That one is a permanently excited synchronous electric motor integrated into a modified, now-standard eight-speed PDK dual-clutch transmission – it features reinforced clutches, gear sets, bevel-gear drive –  that adds an extra 53 horsepower and 110 pound-feet of torque into the system. Similar to the turbo, the electric motor can add that same amount of power back into the battery by raising the load point on the engine. This occurs while during braking or coasting, but is not in fact regenerative braking. Yes, that means it's burning gasoline to charge the battery so it can then deploy that electric power when it's most-needed – we never said efficiency was the priority here. This unique arrangement is all on purpose, Porsche tells us, as 911 buyers want their cars to drive like a 911 always has, which means reliable and consistent brake feel is a must. All of these elements in the hybrid powertrain do their work covertly until you put the top down on a Cabriolet or Targa. Only then does the turbo’s devilishness reveal itself in the form of sound.

Again, unlike most turbocharged cars that solely rely on exhaust gases to keep the turbo spooled up, Porsche can keep the T-Hybrid turbo spinning with the electric motor. It doesn’t do this in every drive mode, but put the GTS in Sport Plus mode, and even when you lift and hop to the brake pedal, the turbo is kept spinning. It’s a quasi-anti-lag mode, and you can hear the fluttering and spool of the turbo in your right ear under braking, which is undeniably cool as hell.
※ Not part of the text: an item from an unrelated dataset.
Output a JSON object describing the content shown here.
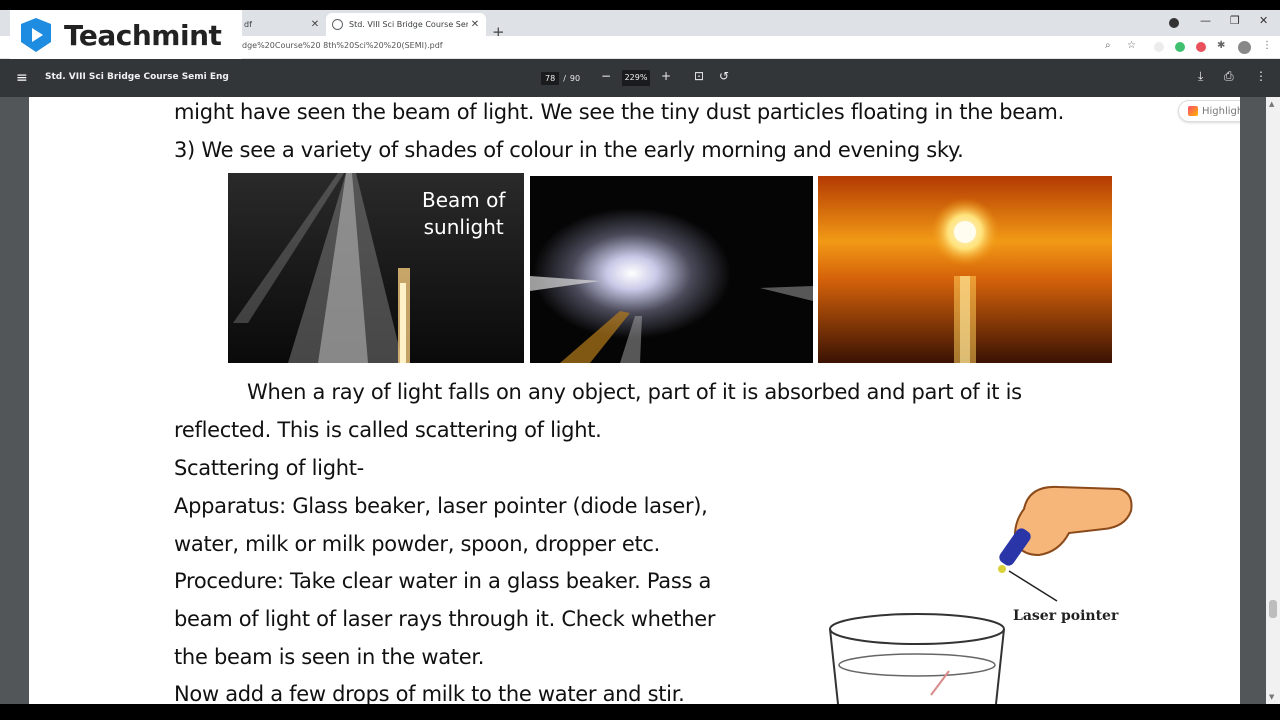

This simply means that when you step back into the throttle, it already feels like the engine is on boost, rocketing you away with naturally aspirated-like response.

You better be ready for the immediacy of the T-Hybrid’s power delivery, too. Having just stepped out of a 911 Dakar (it uses the original 992 GTS powertrain), the combination of instant electric torque and more system torque earlier – 368 pound-feet at just 1,500 rpm – is surprising. The first time we dug a little deeper into the throttle on corner exit while driving through switchback-like mountain roads, the test car stepped its rear end out, with far less effort than it takes to do so in non-hybrid 911s.
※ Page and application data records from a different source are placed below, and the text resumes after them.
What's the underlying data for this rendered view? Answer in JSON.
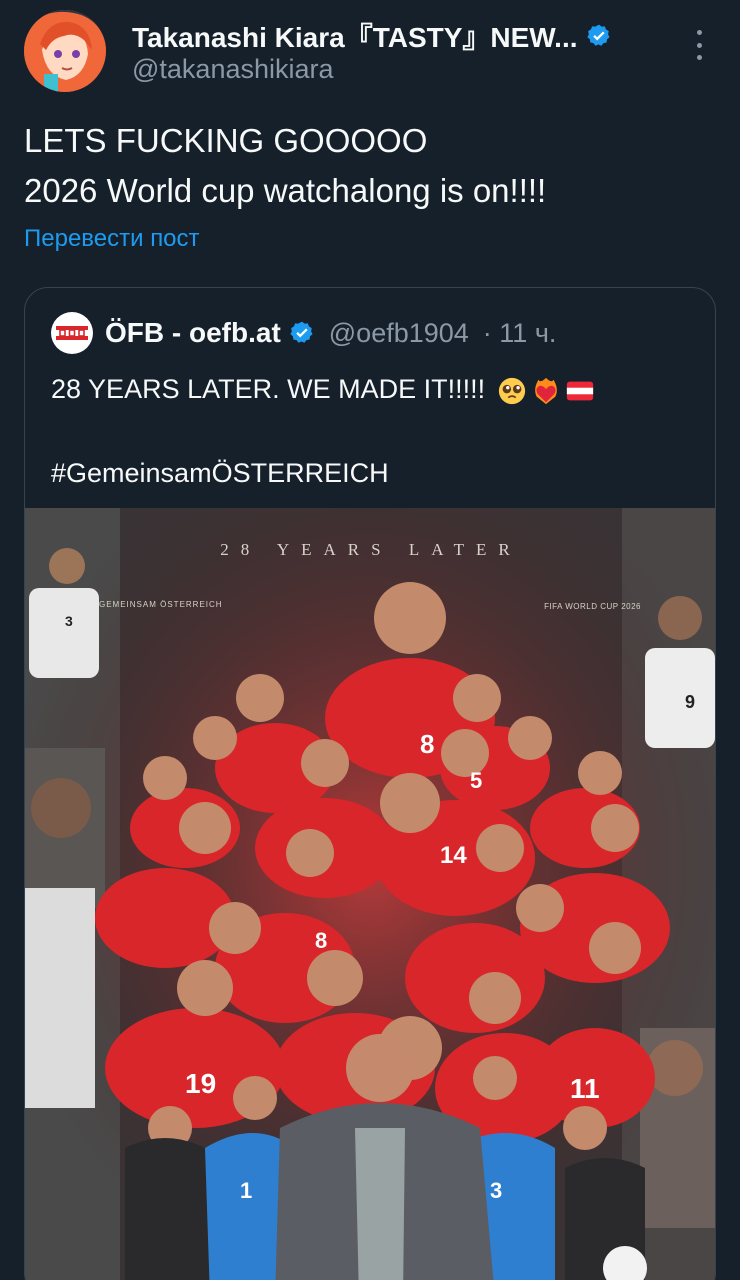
{
  "author": {
    "display_name": "Takanashi Kiara『TASTY』NEW...",
    "handle": "@takanashikiara",
    "verified": true
  },
  "tweet": {
    "lines": [
      "LETS FUCKING GOOOOO",
      "2026 World cup watchalong is on!!!!"
    ],
    "translate_link": "Перевести пост"
  },
  "quoted": {
    "display_name": "ÖFB - oefb.at",
    "handle": "@oefb1904",
    "timestamp": "· 11 ч.",
    "line1": "28 YEARS LATER. WE MADE IT!!!!!",
    "line2": "#GemeinsamÖSTERREICH",
    "emojis": [
      "pleading-face",
      "heart-on-fire",
      "austria-flag"
    ],
    "media": {
      "poster_title": "28 YEARS LATER",
      "poster_left": "GEMEINSAM ÖSTERREICH",
      "poster_right": "FIFA WORLD CUP 2026"
    }
  },
  "colors": {
    "background": "#15202b",
    "text": "#f7f9f9",
    "muted": "#8b98a5",
    "link": "#1d9bf0",
    "border": "#38444d",
    "kit_red": "#d9262b"
  },
  "icons": [
    "verified-badge-icon",
    "more-options-icon"
  ]
}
All of the above is a perfectly reasonable answer for when someone asks “Why hybridize the 911?” But Porsche has more succinct answers to such a question, too. For one, worldwide emissions standards are consistently creeping in. This new 3.6-liter flat-six meets those stringent standards by operating at the emissions-friendly air-fuel mixture of lambda 1. It might seem counterintuitive, but engineers tell us that a less stressed, larger engine is the solution it found to meet emissions standards. The engine itself features numerous efficiency improvements versus the previous 3.0-liter, as it adopts VarioCam technology and the solid roller cam followers Porsche uses in motorsport. The electric motor performs the function of the alternator, and the air conditioning compressor is powered electronically. Funnily, eliminating these accessory bits means the bigger 3.6-liter engine doesn’t take up as much space in the rear as the 3.0-liter it replaces, which is crucial, because that leaves room for the pulse inverter and DC-DC converter directly above the engine.
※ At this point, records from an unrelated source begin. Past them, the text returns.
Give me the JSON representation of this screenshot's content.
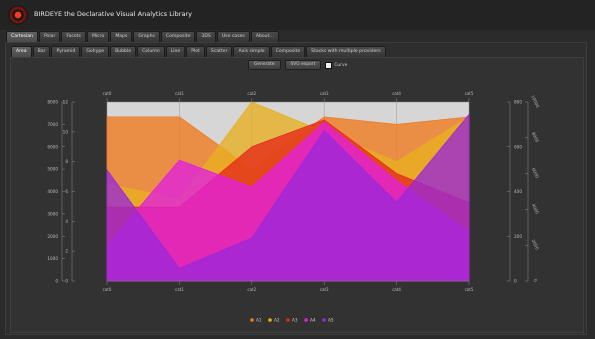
{
  "app": {
    "title": "BIRDEYE the Declarative Visual Analytics Library"
  },
  "main_tabs": [
    "Cartesian",
    "Polar",
    "Facets",
    "Micro",
    "Maps",
    "Graphs",
    "Composite",
    "3DS",
    "Use cases",
    "About..."
  ],
  "main_active": 0,
  "sub_tabs": [
    "Area",
    "Bar",
    "Pyramid",
    "Gohype",
    "Bubble",
    "Column",
    "Line",
    "Plot",
    "Scatter",
    "Axis simple",
    "Composite",
    "Stacks with multiple providers"
  ],
  "sub_active": 0,
  "toolbar": {
    "btn1": "Generate",
    "btn2": "SVG export",
    "curve_label": "Curve"
  },
  "colors": {
    "A1": "#f07a1e",
    "A2": "#e8b020",
    "A3": "#e62a1a",
    "A4": "#e020e0",
    "A5": "#9a28d8"
  },
  "chart_data": {
    "type": "area",
    "categories": [
      "cat0",
      "cat1",
      "cat2",
      "cat3",
      "cat4",
      "cat5"
    ],
    "left_axis_outer": {
      "ticks": [
        0,
        1000,
        2000,
        3000,
        4000,
        5000,
        6000,
        7000,
        8000
      ]
    },
    "left_axis_inner": {
      "ticks": [
        0,
        2,
        4,
        6,
        8,
        10,
        12
      ]
    },
    "right_axis_inner": {
      "ticks": [
        0,
        200,
        400,
        600,
        800
      ]
    },
    "right_axis_outer": {
      "ticks": [
        2000,
        4000,
        6000,
        8000,
        10000
      ]
    },
    "legend": [
      "A1",
      "A2",
      "A3",
      "A4",
      "A5"
    ],
    "series": [
      {
        "name": "A1",
        "axis": "left_inner",
        "values": [
          11,
          11,
          7.5,
          11,
          10.5,
          11
        ]
      },
      {
        "name": "A2",
        "axis": "left_inner",
        "values": [
          6.5,
          5.5,
          12,
          10,
          8,
          11
        ]
      },
      {
        "name": "A3",
        "axis": "right_inner",
        "values": [
          330,
          330,
          600,
          720,
          480,
          350
        ]
      },
      {
        "name": "A4",
        "axis": "left_outer",
        "values": [
          1600,
          5400,
          4200,
          7100,
          4500,
          2200
        ]
      },
      {
        "name": "A5",
        "axis": "right_outer",
        "values": [
          6200,
          700,
          2400,
          8400,
          4400,
          9300
        ]
      }
    ]
  }
}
Enough with efficiencies, though, because even while the T-Hybrid is nicer to the environment, its total system output still bests the outgoing GTS with 532 horsepower and 449 pound-feet of torque combined, improvements of 59 and 29, respectively. Its 0-60 mph time dips by 0.3 second to only 2.9 seconds in the Coupe, and top speed is a blistering 194 mph. Most impressive of all, Porsche test development driver Jörg Bermeister chopped off 8.7 seconds around the Nürburgring Nordschleife with the new GTS, which speaks to improvements beyond just the hybrid system.

The ever-impressive Porsche Dynamic Chassis Control roll stabilization system is improved and now run off the high-voltage system of the hybrid. Ten-millimeter wider tires are fitted at the rear. Rear-axle steering is made standard on the GTS, and both the front and rear brakes are larger to cope with the extra power – the available carbon-ceramic 10-piston(!) fronts are specifically brought over from the 911 Turbo S.